RECORDED DATA:
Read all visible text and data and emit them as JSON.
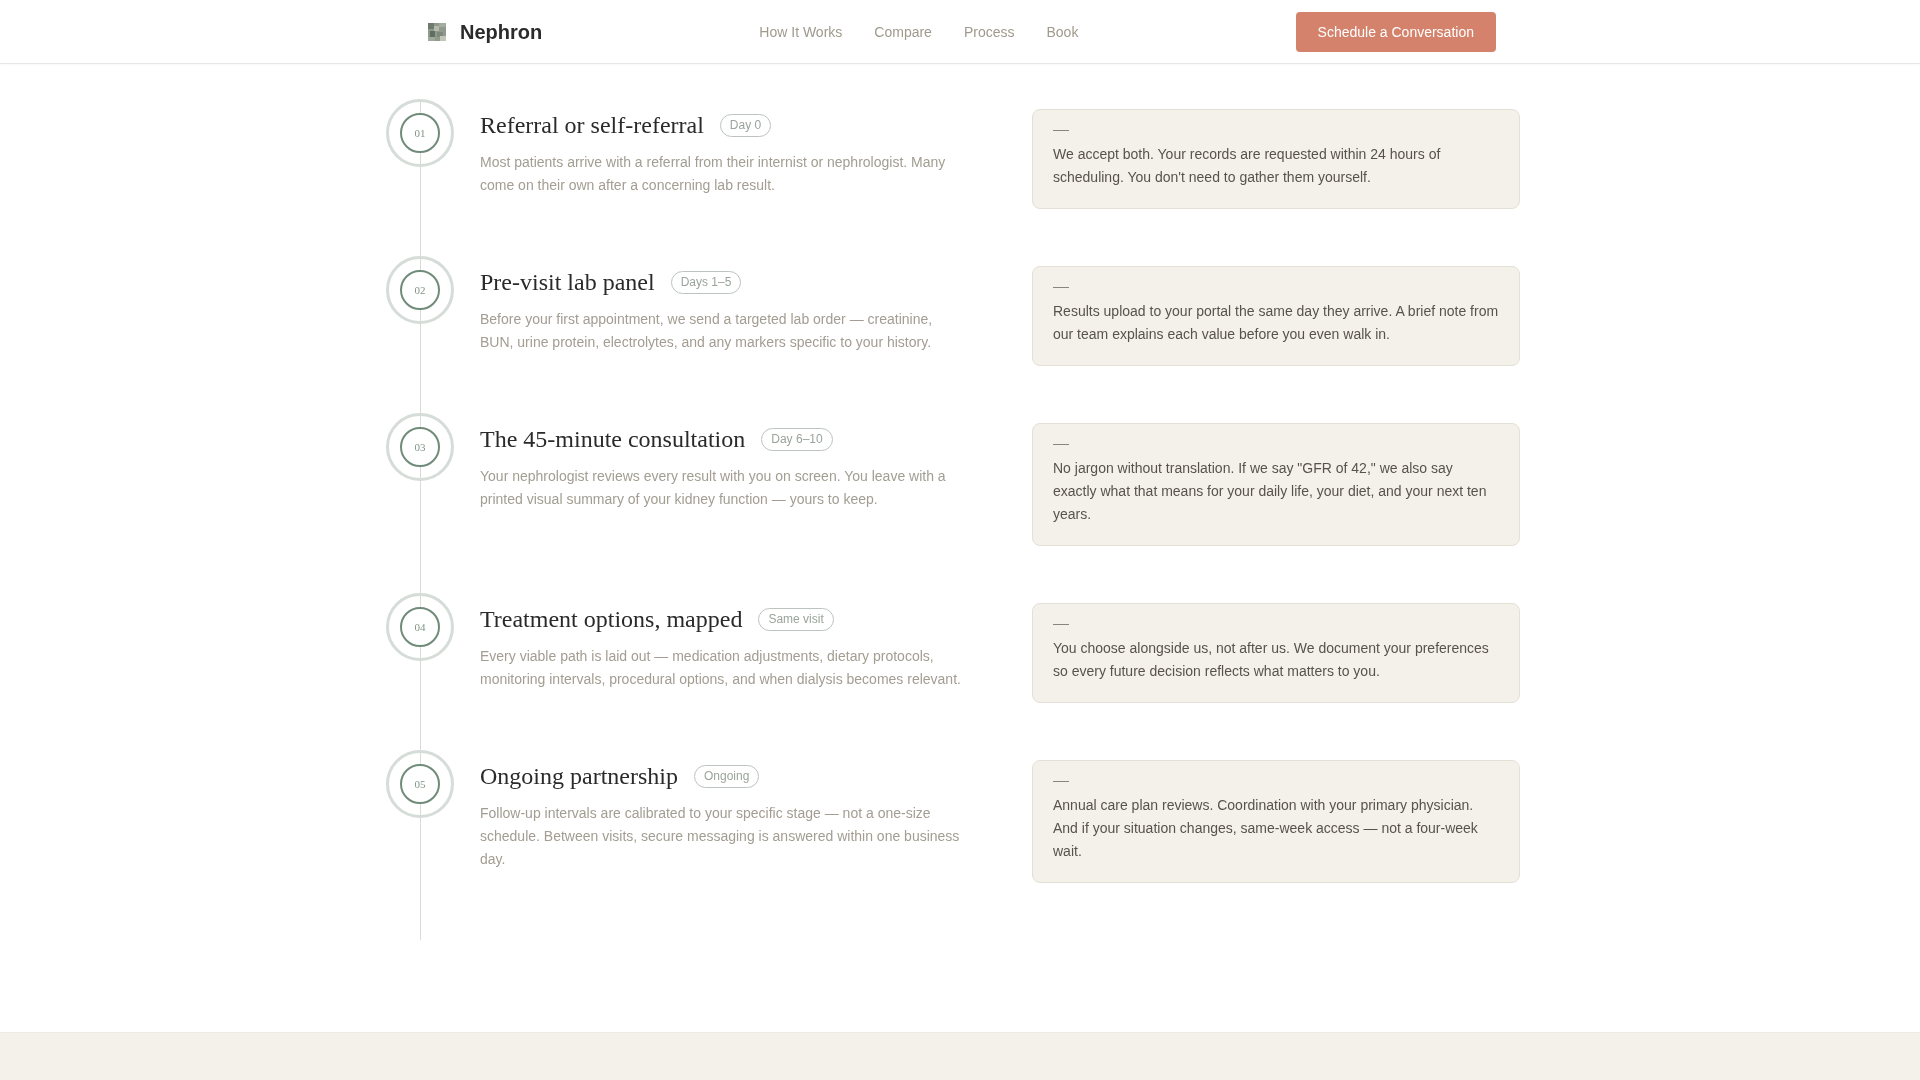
{
  "header": {
    "brand": "Nephron",
    "nav": [
      "How It Works",
      "Compare",
      "Process",
      "Book"
    ],
    "button": "Schedule a Conversation"
  },
  "steps": [
    {
      "number": "01",
      "title": "Referral or self-referral",
      "timing": "Day 0",
      "description": "Most patients arrive with a referral from their internist or nephrologist. Many come on their own after a concerning lab result.",
      "note": "We accept both. Your records are requested within 24 hours of scheduling. You don't need to gather them yourself."
    },
    {
      "number": "02",
      "title": "Pre-visit lab panel",
      "timing": "Days 1–5",
      "description": "Before your first appointment, we send a targeted lab order — creatinine, BUN, urine protein, electrolytes, and any markers specific to your history.",
      "note": "Results upload to your portal the same day they arrive. A brief note from our team explains each value before you even walk in."
    },
    {
      "number": "03",
      "title": "The 45-minute consultation",
      "timing": "Day 6–10",
      "description": "Your nephrologist reviews every result with you on screen. You leave with a printed visual summary of your kidney function — yours to keep.",
      "note": "No jargon without translation. If we say \"GFR of 42,\" we also say exactly what that means for your daily life, your diet, and your next ten years."
    },
    {
      "number": "04",
      "title": "Treatment options, mapped",
      "timing": "Same visit",
      "description": "Every viable path is laid out — medication adjustments, dietary protocols, monitoring intervals, procedural options, and when dialysis becomes relevant.",
      "note": "You choose alongside us, not after us. We document your preferences so every future decision reflects what matters to you."
    },
    {
      "number": "05",
      "title": "Ongoing partnership",
      "timing": "Ongoing",
      "description": "Follow-up intervals are calibrated to your specific stage — not a one-size schedule. Between visits, secure messaging is answered within one business day.",
      "note": "Annual care plan reviews. Coordination with your primary physician. And if your situation changes, same-week access — not a four-week wait."
    }
  ]
}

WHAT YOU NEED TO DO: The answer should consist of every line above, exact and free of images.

YOUR RESPONSE:
Read all visible text and data and emit them as JSON.
{
  "header": {
    "brand": "Nephron",
    "nav": [
      "How It Works",
      "Compare",
      "Process",
      "Book"
    ],
    "button": "Schedule a Conversation"
  },
  "steps": [
    {
      "number": "01",
      "title": "Referral or self-referral",
      "timing": "Day 0",
      "description": "Most patients arrive with a referral from their internist or nephrologist. Many come on their own after a concerning lab result.",
      "note": "We accept both. Your records are requested within 24 hours of scheduling. You don't need to gather them yourself."
    },
    {
      "number": "02",
      "title": "Pre-visit lab panel",
      "timing": "Days 1–5",
      "description": "Before your first appointment, we send a targeted lab order — creatinine, BUN, urine protein, electrolytes, and any markers specific to your history.",
      "note": "Results upload to your portal the same day they arrive. A brief note from our team explains each value before you even walk in."
    },
    {
      "number": "03",
      "title": "The 45-minute consultation",
      "timing": "Day 6–10",
      "description": "Your nephrologist reviews every result with you on screen. You leave with a printed visual summary of your kidney function — yours to keep.",
      "note": "No jargon without translation. If we say \"GFR of 42,\" we also say exactly what that means for your daily life, your diet, and your next ten years."
    },
    {
      "number": "04",
      "title": "Treatment options, mapped",
      "timing": "Same visit",
      "description": "Every viable path is laid out — medication adjustments, dietary protocols, monitoring intervals, procedural options, and when dialysis becomes relevant.",
      "note": "You choose alongside us, not after us. We document your preferences so every future decision reflects what matters to you."
    },
    {
      "number": "05",
      "title": "Ongoing partnership",
      "timing": "Ongoing",
      "description": "Follow-up intervals are calibrated to your specific stage — not a one-size schedule. Between visits, secure messaging is answered within one business day.",
      "note": "Annual care plan reviews. Coordination with your primary physician. And if your situation changes, same-week access — not a four-week wait."
    }
  ]
}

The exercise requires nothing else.